# EXERCISE PROMPT
Return every entry below exactly as written.

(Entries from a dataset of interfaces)
********

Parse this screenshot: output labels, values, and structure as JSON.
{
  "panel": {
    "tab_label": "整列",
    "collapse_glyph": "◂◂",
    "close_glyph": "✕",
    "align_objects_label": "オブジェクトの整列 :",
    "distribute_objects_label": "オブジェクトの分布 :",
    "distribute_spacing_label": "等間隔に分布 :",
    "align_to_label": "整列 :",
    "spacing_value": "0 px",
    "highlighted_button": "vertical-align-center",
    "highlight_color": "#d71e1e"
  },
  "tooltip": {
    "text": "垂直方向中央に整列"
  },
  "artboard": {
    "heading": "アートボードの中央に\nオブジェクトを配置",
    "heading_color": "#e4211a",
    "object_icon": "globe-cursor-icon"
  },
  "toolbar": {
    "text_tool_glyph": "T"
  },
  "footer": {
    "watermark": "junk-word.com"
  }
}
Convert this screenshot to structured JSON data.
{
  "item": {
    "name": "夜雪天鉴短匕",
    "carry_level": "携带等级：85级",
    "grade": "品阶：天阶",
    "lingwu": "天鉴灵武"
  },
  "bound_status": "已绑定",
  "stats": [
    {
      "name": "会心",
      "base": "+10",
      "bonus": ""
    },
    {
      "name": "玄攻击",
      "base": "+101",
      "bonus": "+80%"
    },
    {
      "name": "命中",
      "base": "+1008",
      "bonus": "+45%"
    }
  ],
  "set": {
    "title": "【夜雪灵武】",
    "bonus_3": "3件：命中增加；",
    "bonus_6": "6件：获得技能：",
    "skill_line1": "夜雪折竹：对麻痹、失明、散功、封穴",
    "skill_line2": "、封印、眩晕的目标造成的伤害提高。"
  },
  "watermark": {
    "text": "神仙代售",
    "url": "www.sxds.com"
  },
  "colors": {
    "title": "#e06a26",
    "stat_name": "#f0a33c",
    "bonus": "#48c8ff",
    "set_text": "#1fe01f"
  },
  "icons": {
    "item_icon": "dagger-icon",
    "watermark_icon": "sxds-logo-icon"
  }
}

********

# ANSWER TO THIS TASK
Parse this screenshot: output labels, values, and structure as JSON.
{
  "panel": {
    "tab_label": "整列",
    "collapse_glyph": "◂◂",
    "close_glyph": "✕",
    "align_objects_label": "オブジェクトの整列 :",
    "distribute_objects_label": "オブジェクトの分布 :",
    "distribute_spacing_label": "等間隔に分布 :",
    "align_to_label": "整列 :",
    "spacing_value": "0 px",
    "highlighted_button": "vertical-align-center",
    "highlight_color": "#d71e1e"
  },
  "tooltip": {
    "text": "垂直方向中央に整列"
  },
  "artboard": {
    "heading": "アートボードの中央に\nオブジェクトを配置",
    "heading_color": "#e4211a",
    "object_icon": "globe-cursor-icon"
  },
  "toolbar": {
    "text_tool_glyph": "T"
  },
  "footer": {
    "watermark": "junk-word.com"
  }
}
Convert this screenshot to structured JSON data.
{
  "item": {
    "name": "夜雪天鉴短匕",
    "carry_level": "携带等级：85级",
    "grade": "品阶：天阶",
    "lingwu": "天鉴灵武"
  },
  "bound_status": "已绑定",
  "stats": [
    {
      "name": "会心",
      "base": "+10",
      "bonus": ""
    },
    {
      "name": "玄攻击",
      "base": "+101",
      "bonus": "+80%"
    },
    {
      "name": "命中",
      "base": "+1008",
      "bonus": "+45%"
    }
  ],
  "set": {
    "title": "【夜雪灵武】",
    "bonus_3": "3件：命中增加；",
    "bonus_6": "6件：获得技能：",
    "skill_line1": "夜雪折竹：对麻痹、失明、散功、封穴",
    "skill_line2": "、封印、眩晕的目标造成的伤害提高。"
  },
  "watermark": {
    "text": "神仙代售",
    "url": "www.sxds.com"
  },
  "colors": {
    "title": "#e06a26",
    "stat_name": "#f0a33c",
    "bonus": "#48c8ff",
    "set_text": "#1fe01f"
  },
  "icons": {
    "item_icon": "dagger-icon",
    "watermark_icon": "sxds-logo-icon"
  }
}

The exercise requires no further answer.